What is Design Thinking?

By daniele

Human-centered design thinking is at its correct and encourages companies to focus on the people whom they are designing, resulting in better goods, services, and organizational controls. The first question which arises yourself while building a solution for one project encourages companies to focus on the people with whom they are designing, resulting in better goods, services, and organizational controls. The first question which arises yourself while building a solution for one project specifications is, “So what was the social need underpinning it?” specifications is, “So what was the social need underpinning it?” When you use design thinking, you’re combining what’s desired from a human standpoint with technologically and economically practical. Taking action and asking the correct questions are the first steps in the process. It’s all about making small mental shifts and approaching challenges from a different perspective.

Design thinking can benefit your team or organization in the following ways:

Learn more about the unmet requirements of the individuals you’re designing for (customers, clients, students, users, etc…).

  • Reduce the risk of launching new concepts, products, or services.
  • Create revolutionary rather than incremental solutions.
  • Learn and iterate more quickly.
  • Applications of Design Thinking:

Design thinking can be applied to any function or industry. Design thinking may help you build new solutions based on your clients’ needs, whether you work in industry, government, education, or nonprofit. View case studies that demonstrate the impact of design thinking in various sectors and behaviors.

Design Thinking Phases

The phases of design thinking are taught as linear processes. However, the process is not necessarily linear in practice. Some of these processes may occur multiple times, with you jumping back and forth between them.
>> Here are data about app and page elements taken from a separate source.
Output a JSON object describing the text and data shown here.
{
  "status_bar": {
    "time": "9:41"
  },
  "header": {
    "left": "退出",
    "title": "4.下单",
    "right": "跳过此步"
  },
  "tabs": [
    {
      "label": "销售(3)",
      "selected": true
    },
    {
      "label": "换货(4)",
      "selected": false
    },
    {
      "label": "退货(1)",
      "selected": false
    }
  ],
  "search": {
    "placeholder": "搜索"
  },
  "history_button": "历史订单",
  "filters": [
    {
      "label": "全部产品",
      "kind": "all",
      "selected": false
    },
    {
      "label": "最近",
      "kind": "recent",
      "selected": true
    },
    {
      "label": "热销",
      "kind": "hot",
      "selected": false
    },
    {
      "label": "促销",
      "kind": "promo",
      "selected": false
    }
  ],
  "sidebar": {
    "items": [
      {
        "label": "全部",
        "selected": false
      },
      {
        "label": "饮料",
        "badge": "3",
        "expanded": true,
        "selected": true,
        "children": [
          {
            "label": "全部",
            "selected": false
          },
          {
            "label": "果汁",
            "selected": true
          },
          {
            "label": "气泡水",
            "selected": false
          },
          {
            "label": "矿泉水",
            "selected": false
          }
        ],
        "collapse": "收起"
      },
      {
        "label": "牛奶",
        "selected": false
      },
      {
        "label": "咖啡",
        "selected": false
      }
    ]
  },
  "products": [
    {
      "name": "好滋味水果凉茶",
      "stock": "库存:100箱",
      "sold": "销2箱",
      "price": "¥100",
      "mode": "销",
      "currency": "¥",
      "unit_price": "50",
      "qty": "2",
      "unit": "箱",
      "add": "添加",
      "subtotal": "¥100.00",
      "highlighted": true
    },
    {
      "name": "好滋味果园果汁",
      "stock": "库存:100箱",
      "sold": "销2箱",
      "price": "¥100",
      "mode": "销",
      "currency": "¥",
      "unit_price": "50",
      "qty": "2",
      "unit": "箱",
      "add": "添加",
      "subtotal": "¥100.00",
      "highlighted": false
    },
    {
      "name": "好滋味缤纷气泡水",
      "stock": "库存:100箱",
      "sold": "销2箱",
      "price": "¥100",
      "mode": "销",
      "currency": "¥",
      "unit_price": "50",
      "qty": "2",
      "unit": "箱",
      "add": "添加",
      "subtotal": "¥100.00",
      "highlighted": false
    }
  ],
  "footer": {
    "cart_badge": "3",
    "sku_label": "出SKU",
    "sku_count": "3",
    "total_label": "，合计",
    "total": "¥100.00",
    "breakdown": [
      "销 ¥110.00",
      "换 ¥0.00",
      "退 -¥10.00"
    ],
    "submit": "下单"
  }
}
You may go from a blank slate to a new, unique solution by moving through the phases of design thinking.

  • Create a driving question that motivates people to come up with innovative solutions.
  • Gather Inspiration—Discover what people need to spark fresh ideas.
  • To get to breakthrough ideas, go past the obvious solutions.
  • Make Ideas Visible—Create basic prototypes to discover how to improve your ideas.
  • Test to Learn—Ideas can be fine-tuned by gathering feedback and exploring more.
  • Create a human tale to inspire others by sharing it.